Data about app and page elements

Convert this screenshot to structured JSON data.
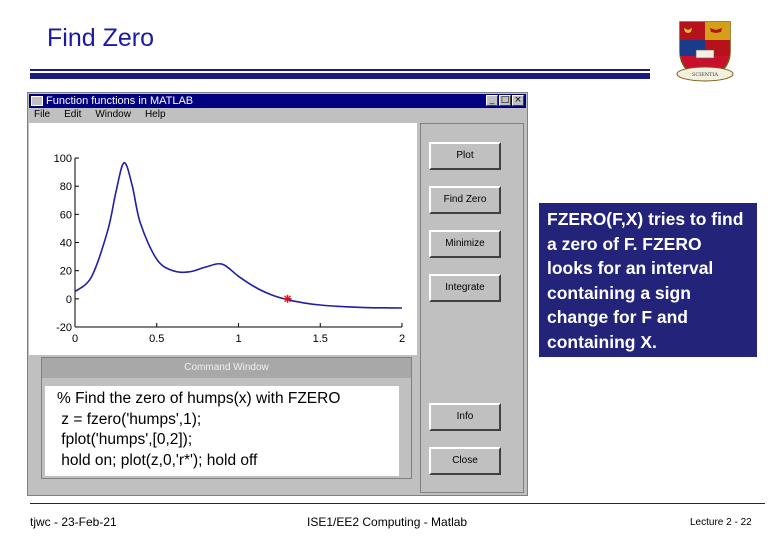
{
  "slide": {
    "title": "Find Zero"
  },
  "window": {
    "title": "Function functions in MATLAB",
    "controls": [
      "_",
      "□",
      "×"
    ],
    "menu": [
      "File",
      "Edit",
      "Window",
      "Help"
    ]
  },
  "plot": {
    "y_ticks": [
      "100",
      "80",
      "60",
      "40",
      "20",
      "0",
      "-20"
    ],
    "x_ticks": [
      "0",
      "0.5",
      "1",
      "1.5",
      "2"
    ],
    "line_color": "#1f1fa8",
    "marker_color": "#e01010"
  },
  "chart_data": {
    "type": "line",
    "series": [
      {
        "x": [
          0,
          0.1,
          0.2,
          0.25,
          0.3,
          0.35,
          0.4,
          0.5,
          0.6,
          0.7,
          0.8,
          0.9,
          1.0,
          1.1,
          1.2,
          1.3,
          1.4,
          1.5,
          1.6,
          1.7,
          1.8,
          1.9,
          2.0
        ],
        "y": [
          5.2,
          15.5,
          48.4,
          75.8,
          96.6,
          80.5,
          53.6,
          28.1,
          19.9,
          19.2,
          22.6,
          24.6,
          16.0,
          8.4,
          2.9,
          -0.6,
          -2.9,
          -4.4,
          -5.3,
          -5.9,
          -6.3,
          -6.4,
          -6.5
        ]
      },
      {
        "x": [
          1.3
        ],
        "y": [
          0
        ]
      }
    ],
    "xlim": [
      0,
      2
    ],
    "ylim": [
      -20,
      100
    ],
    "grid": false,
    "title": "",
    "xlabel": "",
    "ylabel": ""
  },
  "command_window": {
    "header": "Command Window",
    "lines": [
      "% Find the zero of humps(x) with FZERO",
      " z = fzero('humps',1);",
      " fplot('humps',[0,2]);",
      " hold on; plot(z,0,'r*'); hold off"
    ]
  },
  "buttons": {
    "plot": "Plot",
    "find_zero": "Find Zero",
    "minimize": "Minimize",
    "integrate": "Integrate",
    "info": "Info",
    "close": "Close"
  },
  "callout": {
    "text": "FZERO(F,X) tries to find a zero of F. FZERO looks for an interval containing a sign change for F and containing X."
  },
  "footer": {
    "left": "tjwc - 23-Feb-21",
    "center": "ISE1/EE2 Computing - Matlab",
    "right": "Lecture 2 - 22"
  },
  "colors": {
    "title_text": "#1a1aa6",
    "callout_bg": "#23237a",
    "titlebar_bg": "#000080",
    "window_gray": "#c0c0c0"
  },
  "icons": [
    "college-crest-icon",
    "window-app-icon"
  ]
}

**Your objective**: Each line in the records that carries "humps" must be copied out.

**Solution for this exercise**:
      "% Find the zero of humps(x) with FZERO",
      " z = fzero('humps',1);",
      " fplot('humps',[0,2]);",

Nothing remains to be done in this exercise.